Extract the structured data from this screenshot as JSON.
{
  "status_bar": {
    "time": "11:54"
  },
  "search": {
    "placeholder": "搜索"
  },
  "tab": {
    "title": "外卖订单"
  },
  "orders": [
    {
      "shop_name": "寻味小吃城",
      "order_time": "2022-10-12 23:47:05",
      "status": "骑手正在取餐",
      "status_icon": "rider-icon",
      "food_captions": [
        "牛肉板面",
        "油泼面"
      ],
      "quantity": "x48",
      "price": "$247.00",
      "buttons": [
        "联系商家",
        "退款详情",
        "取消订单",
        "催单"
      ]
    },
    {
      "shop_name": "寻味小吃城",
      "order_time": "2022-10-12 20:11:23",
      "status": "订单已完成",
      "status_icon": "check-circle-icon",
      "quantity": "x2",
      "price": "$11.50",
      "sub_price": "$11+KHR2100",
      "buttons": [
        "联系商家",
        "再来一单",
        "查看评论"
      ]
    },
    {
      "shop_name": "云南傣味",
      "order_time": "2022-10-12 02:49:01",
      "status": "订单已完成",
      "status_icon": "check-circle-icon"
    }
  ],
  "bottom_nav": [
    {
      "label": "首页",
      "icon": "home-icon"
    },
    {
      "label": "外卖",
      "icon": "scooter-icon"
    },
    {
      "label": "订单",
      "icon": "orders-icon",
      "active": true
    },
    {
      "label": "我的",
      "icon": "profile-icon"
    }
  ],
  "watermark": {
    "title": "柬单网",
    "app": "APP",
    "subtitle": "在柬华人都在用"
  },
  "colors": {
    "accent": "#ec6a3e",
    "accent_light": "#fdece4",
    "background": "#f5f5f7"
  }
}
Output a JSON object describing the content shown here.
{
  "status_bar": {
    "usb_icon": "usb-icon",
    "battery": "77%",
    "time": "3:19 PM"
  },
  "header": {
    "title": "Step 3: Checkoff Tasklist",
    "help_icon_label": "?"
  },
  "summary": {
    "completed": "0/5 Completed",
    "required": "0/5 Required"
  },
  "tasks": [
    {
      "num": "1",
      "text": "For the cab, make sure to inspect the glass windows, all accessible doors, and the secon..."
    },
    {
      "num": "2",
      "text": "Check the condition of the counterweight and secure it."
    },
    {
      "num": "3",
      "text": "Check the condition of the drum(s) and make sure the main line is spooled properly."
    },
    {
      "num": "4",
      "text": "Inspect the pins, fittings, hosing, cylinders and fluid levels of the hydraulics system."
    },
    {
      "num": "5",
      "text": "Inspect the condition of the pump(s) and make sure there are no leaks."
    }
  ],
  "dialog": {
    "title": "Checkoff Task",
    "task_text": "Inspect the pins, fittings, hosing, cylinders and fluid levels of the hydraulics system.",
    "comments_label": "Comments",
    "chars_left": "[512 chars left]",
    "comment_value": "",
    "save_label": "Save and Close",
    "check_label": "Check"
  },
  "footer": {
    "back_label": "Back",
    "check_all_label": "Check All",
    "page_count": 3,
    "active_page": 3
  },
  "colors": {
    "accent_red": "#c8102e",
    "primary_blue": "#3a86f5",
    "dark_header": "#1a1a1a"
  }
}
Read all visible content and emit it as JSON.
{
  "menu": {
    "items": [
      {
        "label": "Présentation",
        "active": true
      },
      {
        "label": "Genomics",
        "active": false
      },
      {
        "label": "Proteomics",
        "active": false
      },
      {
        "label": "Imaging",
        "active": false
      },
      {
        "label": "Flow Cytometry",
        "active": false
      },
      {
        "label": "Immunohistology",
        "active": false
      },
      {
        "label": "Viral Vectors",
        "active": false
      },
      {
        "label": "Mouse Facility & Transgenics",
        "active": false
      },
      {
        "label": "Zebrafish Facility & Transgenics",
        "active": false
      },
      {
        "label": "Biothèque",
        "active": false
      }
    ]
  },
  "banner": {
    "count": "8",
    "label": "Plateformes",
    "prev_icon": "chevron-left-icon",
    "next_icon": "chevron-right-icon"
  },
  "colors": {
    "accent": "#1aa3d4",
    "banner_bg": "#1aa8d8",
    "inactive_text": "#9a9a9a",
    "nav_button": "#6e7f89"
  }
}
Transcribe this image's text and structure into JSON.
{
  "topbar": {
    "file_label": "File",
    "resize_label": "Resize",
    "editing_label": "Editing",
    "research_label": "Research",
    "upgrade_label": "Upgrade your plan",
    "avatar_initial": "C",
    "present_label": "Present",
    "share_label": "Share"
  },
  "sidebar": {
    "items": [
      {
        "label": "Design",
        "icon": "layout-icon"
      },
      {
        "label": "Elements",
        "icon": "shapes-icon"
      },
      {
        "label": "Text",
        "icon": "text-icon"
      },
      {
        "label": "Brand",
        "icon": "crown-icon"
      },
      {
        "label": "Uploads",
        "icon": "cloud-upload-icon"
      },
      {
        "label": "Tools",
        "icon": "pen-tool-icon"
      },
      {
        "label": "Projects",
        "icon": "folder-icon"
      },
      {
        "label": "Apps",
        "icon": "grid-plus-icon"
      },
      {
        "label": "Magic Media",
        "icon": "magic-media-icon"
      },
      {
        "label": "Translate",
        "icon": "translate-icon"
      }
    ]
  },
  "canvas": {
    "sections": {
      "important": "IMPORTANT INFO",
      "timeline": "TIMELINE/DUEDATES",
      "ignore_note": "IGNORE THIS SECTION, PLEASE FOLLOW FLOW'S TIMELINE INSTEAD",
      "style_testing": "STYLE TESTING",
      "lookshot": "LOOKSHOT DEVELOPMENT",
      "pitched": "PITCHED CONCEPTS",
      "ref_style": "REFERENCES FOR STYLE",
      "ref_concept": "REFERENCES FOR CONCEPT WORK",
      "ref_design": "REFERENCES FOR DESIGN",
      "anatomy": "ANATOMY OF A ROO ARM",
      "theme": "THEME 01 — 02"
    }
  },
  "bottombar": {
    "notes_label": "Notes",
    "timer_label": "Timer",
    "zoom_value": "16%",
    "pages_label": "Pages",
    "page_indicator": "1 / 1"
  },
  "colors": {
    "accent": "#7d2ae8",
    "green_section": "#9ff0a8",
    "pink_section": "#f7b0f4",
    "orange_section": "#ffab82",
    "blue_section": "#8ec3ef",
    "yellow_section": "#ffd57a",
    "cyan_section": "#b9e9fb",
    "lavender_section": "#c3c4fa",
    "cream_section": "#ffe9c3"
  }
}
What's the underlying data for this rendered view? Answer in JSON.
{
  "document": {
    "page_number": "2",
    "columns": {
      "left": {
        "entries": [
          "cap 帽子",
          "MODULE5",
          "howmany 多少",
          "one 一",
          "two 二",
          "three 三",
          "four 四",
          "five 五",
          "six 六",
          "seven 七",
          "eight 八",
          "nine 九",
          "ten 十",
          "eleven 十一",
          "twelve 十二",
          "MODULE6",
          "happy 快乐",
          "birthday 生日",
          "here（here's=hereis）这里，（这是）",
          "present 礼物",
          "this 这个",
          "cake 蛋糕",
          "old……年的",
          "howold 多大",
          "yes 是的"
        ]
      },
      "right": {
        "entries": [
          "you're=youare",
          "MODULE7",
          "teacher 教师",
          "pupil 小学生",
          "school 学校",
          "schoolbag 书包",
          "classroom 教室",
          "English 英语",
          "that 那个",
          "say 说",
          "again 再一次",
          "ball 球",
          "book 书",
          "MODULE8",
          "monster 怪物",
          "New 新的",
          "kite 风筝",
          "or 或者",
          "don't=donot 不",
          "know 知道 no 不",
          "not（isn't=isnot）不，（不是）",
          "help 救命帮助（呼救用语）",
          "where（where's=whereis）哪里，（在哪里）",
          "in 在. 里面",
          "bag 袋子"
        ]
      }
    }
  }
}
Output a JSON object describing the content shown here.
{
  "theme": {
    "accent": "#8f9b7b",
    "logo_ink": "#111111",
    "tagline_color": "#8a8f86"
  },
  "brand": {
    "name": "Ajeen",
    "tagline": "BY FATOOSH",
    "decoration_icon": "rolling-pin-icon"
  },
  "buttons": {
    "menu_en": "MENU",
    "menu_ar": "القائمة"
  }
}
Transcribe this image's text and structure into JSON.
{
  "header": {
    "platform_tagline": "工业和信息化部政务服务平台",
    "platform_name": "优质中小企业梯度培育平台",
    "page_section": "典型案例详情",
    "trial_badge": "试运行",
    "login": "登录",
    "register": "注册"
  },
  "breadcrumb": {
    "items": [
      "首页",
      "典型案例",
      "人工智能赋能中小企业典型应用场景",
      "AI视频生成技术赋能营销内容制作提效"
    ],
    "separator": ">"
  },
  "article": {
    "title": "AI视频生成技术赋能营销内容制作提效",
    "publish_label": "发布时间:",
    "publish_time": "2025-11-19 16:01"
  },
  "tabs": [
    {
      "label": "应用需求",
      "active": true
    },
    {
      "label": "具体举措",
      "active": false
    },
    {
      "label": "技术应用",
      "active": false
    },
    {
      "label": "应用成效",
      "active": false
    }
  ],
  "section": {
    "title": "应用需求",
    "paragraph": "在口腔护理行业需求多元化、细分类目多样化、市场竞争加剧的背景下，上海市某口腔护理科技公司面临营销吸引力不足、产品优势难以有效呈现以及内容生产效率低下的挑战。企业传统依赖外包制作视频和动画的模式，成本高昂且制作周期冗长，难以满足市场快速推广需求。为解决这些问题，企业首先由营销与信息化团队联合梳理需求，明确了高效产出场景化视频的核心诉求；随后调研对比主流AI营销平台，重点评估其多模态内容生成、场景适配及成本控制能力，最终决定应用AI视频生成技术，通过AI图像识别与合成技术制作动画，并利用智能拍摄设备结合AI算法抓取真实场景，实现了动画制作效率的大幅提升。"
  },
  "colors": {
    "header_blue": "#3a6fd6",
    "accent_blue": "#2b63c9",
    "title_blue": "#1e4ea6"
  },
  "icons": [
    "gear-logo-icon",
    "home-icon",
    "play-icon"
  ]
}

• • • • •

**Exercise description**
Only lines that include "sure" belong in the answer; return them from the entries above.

**Task solution**
      "text": "For the cab, make sure to inspect the glass windows, all accessible doors, and the secon..."
      "text": "Check the condition of the drum(s) and make sure the main line is spooled properly."
      "text": "Inspect the condition of the pump(s) and make sure there are no leaks."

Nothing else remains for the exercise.